**Exercise:** Look through the lines below and extract each one that contains "default".

*****

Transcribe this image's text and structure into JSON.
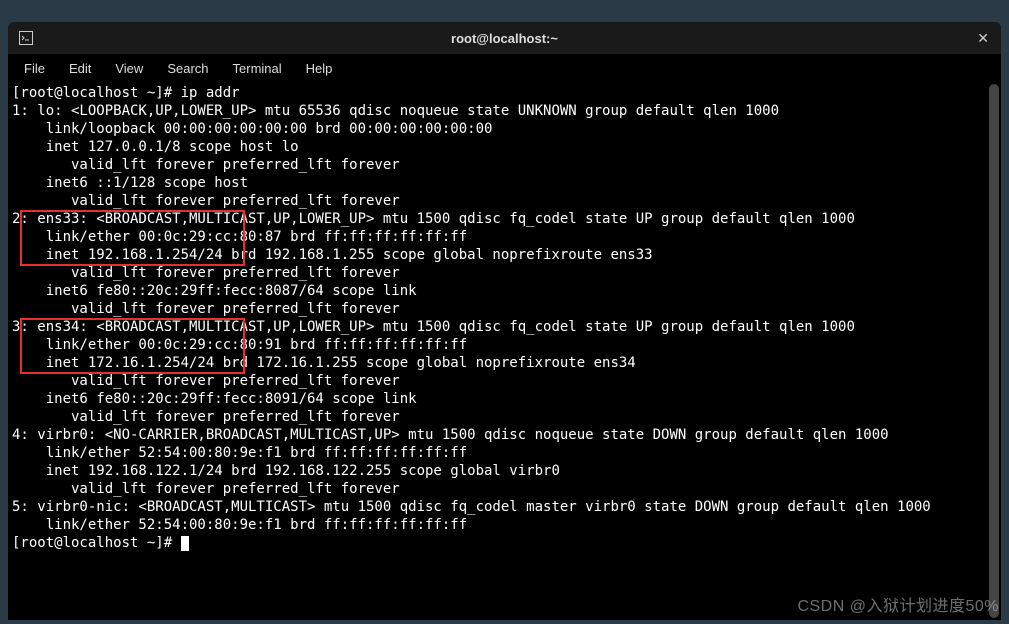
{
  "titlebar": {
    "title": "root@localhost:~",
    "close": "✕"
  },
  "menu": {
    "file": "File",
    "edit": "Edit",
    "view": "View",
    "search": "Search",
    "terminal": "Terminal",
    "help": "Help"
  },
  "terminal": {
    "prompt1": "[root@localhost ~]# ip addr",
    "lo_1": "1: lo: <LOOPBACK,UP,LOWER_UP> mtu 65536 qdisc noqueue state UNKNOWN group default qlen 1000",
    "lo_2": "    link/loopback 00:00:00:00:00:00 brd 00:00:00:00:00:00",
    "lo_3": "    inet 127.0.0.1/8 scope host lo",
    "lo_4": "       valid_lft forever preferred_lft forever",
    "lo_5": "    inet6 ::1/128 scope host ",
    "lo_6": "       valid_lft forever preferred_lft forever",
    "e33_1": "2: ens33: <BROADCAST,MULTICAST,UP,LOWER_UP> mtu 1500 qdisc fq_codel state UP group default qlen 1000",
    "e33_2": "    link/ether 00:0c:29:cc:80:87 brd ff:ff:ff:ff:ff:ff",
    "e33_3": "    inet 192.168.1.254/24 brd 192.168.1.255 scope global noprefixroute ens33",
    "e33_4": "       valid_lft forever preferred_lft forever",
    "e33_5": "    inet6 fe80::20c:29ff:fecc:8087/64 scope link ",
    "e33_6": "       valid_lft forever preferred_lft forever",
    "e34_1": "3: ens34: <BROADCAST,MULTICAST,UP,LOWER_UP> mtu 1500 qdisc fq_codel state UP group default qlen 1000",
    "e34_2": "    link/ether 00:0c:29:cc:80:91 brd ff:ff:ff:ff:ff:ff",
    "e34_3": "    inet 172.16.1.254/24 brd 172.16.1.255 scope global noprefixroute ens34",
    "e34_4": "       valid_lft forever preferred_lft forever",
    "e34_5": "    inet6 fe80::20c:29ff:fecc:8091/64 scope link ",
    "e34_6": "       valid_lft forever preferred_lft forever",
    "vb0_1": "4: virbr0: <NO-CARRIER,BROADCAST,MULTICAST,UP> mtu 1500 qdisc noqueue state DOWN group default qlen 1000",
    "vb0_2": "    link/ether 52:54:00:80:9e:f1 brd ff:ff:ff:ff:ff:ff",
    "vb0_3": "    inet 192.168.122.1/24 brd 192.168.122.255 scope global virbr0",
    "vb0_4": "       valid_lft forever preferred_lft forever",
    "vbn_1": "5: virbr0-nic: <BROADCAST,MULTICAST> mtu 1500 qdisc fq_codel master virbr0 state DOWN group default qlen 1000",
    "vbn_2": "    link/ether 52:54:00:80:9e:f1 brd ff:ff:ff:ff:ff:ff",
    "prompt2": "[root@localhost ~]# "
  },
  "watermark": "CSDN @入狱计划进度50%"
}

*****

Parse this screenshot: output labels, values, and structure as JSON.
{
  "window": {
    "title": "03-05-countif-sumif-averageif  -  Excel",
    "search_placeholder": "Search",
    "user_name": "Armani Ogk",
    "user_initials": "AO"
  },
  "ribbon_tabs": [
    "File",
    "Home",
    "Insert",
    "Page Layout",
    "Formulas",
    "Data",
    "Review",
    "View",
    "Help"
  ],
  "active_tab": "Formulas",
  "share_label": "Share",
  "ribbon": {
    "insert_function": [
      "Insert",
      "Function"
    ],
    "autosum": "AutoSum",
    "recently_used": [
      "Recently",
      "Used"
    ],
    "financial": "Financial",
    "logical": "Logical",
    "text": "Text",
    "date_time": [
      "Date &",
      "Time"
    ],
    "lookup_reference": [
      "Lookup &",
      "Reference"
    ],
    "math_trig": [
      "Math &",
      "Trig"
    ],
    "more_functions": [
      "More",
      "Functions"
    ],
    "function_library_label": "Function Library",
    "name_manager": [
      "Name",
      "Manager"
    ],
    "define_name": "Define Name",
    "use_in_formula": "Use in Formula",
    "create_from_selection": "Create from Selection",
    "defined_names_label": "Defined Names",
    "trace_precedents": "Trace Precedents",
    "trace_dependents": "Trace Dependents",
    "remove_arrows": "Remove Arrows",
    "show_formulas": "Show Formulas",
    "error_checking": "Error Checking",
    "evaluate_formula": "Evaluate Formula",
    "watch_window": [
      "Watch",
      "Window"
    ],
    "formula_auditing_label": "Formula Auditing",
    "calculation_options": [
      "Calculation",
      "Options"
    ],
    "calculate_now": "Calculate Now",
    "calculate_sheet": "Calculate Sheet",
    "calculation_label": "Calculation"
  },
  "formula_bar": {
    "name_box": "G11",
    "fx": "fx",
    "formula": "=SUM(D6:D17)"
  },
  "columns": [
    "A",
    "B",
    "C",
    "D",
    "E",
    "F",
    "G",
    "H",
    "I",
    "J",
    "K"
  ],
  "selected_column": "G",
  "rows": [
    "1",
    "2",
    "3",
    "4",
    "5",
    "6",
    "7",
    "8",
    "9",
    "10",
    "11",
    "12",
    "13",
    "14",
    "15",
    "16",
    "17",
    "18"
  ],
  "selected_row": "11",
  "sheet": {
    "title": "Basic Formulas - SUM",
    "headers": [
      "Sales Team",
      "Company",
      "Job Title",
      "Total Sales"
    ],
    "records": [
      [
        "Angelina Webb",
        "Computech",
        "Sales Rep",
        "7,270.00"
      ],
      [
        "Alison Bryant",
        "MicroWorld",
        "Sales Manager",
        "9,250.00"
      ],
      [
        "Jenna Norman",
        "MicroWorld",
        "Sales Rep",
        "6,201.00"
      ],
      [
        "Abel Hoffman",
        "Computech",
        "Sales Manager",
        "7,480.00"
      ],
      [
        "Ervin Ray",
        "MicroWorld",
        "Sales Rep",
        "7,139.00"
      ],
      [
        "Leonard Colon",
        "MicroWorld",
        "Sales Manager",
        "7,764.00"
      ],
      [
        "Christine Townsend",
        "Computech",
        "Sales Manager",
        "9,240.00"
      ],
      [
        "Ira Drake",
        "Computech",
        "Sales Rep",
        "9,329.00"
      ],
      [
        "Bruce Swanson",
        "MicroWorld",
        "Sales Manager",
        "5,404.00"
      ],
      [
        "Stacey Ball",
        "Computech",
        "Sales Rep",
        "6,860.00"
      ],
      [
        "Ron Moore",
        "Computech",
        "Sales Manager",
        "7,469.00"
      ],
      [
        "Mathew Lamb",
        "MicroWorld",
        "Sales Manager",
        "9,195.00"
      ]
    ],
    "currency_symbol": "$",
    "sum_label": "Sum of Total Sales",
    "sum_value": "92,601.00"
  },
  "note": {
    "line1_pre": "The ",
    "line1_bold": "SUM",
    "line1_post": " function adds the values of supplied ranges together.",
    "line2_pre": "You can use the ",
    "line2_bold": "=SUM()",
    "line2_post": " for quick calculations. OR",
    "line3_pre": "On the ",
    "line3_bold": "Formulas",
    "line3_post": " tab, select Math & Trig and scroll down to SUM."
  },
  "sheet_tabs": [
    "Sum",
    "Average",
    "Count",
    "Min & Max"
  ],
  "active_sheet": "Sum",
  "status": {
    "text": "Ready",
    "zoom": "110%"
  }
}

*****

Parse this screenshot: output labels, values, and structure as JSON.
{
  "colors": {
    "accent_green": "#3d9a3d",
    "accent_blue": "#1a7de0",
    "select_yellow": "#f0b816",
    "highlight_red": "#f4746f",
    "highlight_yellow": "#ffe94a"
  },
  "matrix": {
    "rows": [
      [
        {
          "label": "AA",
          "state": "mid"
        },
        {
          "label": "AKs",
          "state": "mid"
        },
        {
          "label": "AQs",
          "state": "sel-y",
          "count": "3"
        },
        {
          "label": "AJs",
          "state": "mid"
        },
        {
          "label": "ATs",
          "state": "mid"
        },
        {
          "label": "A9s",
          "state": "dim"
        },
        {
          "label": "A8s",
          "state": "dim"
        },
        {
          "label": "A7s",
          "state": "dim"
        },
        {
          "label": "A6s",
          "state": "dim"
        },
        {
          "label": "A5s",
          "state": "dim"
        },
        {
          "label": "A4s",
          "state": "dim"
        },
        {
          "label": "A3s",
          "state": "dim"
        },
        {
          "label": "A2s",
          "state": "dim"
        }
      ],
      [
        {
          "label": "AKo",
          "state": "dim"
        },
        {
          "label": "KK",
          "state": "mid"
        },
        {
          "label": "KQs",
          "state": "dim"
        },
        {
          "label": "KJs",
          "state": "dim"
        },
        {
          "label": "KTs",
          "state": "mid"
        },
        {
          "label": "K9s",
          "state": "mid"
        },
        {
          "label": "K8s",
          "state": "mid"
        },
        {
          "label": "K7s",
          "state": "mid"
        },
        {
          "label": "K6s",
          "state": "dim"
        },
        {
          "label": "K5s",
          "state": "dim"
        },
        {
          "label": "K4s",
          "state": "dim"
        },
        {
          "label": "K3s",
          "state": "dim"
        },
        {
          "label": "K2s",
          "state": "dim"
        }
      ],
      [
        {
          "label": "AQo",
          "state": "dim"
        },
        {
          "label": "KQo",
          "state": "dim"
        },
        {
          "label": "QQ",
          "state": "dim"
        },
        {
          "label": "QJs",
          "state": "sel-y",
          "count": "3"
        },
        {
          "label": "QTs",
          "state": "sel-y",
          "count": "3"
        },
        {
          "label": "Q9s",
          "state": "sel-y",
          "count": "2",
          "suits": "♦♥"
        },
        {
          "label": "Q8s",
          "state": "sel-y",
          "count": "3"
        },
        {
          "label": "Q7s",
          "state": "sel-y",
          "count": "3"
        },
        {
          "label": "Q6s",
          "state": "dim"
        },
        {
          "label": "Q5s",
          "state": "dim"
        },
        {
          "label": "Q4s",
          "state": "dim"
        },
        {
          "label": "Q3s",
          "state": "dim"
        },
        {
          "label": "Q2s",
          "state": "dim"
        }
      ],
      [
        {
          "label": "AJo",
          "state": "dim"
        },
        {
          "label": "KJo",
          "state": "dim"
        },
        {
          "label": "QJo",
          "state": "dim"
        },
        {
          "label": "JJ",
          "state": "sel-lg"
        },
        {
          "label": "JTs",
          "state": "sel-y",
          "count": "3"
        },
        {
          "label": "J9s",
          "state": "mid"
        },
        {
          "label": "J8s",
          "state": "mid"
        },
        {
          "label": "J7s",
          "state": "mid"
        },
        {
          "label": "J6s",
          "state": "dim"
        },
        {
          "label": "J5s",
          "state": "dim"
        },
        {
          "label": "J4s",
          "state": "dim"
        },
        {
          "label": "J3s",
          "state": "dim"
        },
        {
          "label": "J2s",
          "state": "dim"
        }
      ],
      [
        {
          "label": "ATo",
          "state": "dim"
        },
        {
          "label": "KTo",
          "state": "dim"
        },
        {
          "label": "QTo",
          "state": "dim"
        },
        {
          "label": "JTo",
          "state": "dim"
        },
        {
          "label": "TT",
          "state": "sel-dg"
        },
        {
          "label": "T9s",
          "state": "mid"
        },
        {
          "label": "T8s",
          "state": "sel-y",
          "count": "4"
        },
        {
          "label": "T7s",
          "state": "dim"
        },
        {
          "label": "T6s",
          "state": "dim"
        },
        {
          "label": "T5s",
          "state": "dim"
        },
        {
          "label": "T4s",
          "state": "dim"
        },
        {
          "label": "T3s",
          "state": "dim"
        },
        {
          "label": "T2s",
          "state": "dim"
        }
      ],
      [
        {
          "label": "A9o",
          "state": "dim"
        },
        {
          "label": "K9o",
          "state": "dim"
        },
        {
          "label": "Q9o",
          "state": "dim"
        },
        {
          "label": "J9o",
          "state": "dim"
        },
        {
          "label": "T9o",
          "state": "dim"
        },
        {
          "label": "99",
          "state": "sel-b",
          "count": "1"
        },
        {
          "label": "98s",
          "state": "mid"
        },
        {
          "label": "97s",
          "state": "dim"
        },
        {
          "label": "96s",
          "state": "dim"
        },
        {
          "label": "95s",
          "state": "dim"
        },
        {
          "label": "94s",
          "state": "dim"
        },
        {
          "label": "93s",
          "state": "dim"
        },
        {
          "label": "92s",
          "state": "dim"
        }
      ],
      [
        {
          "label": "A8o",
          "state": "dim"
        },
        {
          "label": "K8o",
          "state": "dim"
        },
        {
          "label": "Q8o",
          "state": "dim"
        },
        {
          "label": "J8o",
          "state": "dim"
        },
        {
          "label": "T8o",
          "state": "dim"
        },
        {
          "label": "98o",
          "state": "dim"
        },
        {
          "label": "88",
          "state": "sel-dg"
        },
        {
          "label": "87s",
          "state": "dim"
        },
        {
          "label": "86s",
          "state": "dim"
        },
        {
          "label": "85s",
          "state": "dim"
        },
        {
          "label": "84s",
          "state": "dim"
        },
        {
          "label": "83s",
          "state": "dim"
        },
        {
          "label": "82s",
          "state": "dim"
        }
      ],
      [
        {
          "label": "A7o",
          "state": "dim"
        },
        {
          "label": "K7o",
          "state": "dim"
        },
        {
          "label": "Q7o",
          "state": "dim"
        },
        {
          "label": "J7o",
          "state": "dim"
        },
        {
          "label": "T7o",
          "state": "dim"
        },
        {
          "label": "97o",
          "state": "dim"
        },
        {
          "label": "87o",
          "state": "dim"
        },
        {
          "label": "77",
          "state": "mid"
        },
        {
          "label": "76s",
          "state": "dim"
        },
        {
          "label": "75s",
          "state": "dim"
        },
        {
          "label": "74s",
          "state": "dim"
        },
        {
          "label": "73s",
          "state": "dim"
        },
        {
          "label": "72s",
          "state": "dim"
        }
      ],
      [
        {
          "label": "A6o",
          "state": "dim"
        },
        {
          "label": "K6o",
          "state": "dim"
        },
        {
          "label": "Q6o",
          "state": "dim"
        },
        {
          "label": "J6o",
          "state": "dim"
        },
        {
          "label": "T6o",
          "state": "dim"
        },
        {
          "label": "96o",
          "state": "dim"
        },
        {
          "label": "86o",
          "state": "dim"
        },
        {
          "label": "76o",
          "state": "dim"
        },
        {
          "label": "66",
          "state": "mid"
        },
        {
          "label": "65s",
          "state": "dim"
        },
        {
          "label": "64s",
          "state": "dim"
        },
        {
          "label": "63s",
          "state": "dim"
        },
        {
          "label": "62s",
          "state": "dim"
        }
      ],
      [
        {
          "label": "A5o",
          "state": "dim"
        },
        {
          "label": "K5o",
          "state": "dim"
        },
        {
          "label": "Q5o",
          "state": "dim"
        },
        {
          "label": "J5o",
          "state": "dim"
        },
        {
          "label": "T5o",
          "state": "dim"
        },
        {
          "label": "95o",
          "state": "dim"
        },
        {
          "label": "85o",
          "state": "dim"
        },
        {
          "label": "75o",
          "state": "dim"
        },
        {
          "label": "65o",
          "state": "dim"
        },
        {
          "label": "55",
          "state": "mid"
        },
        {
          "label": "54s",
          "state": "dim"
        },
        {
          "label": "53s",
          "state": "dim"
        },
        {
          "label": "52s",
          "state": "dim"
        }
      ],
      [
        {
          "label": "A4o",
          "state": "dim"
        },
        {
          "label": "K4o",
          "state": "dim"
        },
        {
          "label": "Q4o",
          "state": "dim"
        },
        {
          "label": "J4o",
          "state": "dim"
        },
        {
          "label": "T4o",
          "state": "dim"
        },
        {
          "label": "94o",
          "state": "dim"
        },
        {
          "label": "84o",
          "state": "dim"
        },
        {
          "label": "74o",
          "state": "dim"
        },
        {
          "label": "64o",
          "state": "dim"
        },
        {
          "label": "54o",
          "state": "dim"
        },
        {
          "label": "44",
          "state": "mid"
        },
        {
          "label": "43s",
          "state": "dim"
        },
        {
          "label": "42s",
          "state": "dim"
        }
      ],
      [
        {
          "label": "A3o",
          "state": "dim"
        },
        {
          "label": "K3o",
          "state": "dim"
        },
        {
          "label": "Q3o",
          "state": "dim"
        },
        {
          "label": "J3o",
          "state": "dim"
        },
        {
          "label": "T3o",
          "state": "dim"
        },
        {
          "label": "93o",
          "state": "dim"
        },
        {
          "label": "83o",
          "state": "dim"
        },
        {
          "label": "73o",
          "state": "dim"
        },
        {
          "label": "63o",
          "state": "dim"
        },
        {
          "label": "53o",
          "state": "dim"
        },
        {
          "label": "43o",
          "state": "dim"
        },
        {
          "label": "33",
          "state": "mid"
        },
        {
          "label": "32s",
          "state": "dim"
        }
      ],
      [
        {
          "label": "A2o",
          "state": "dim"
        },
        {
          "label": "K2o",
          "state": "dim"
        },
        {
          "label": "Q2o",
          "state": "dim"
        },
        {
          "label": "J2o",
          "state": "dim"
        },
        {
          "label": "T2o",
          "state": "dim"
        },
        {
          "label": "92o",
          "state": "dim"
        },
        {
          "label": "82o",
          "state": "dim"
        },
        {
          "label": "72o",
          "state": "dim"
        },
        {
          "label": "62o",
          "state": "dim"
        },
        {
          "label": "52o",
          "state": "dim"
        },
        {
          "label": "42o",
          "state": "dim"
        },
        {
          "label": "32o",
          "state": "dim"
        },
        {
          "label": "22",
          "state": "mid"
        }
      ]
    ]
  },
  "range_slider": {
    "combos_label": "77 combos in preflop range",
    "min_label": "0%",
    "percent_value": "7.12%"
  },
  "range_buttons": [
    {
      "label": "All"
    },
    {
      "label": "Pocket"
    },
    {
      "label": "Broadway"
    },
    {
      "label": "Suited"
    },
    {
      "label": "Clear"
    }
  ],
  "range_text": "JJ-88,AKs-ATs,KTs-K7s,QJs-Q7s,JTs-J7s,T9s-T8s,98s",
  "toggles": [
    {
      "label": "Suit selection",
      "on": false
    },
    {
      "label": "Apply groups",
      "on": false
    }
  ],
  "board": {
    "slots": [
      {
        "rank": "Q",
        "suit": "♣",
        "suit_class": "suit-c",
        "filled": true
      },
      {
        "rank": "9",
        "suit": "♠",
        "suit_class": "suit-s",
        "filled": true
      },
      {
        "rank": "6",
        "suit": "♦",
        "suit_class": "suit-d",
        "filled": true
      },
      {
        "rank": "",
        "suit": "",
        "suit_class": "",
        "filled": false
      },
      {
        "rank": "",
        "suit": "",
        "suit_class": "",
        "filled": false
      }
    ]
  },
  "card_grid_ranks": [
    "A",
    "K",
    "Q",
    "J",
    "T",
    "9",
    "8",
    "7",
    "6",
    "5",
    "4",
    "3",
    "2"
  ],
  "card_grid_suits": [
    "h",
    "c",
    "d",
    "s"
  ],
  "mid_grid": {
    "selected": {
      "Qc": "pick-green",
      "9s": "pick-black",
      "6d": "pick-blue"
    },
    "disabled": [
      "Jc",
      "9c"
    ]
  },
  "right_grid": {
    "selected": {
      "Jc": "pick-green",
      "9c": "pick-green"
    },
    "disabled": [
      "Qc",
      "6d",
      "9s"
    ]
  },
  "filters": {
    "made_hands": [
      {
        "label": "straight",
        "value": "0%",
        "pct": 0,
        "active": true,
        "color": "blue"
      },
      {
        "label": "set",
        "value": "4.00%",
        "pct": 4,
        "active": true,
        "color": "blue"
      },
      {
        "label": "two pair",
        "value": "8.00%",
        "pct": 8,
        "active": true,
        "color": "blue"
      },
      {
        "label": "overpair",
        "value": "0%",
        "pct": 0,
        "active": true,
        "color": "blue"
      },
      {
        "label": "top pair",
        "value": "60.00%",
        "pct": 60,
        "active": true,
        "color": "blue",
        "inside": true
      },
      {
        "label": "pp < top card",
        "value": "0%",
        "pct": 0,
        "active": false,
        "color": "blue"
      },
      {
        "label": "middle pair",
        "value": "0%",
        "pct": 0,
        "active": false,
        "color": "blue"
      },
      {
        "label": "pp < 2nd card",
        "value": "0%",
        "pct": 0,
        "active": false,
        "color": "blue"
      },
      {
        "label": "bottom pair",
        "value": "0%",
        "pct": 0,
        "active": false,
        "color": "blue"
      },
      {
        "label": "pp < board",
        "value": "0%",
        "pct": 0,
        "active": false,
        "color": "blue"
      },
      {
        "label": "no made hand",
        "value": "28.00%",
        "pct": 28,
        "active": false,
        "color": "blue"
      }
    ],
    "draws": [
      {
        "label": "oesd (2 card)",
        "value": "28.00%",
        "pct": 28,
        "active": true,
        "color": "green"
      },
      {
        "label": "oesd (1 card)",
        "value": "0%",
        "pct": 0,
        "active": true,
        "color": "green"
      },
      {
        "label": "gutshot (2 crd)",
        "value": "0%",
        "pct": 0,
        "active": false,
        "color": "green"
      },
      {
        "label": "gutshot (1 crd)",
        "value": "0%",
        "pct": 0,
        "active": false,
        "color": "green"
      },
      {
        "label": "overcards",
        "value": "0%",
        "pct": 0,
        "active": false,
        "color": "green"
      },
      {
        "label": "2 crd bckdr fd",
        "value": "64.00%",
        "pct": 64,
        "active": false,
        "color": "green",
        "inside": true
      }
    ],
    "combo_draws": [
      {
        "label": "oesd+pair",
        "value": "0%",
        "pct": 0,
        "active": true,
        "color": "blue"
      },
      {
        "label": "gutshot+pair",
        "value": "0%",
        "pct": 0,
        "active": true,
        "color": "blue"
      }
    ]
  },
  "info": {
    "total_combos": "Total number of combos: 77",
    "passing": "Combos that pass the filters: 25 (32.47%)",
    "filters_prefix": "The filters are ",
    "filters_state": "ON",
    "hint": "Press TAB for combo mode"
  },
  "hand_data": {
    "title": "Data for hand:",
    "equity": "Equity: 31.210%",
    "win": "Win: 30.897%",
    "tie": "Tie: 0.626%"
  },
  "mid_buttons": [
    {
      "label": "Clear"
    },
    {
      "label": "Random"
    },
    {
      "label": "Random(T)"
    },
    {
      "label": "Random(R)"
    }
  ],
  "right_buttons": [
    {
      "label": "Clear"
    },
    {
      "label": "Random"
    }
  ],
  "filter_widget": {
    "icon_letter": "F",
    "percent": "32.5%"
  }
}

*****

**Solution for this problem:**
    "lo_1": "1: lo: <LOOPBACK,UP,LOWER_UP> mtu 65536 qdisc noqueue state UNKNOWN group default qlen 1000",
    "e33_1": "2: ens33: <BROADCAST,MULTICAST,UP,LOWER_UP> mtu 1500 qdisc fq_codel state UP group default qlen 1000",
    "e34_1": "3: ens34: <BROADCAST,MULTICAST,UP,LOWER_UP> mtu 1500 qdisc fq_codel state UP group default qlen 1000",
    "vb0_1": "4: virbr0: <NO-CARRIER,BROADCAST,MULTICAST,UP> mtu 1500 qdisc noqueue state DOWN group default qlen 1000",
    "vbn_1": "5: virbr0-nic: <BROADCAST,MULTICAST> mtu 1500 qdisc fq_codel master virbr0 state DOWN group default qlen 1000",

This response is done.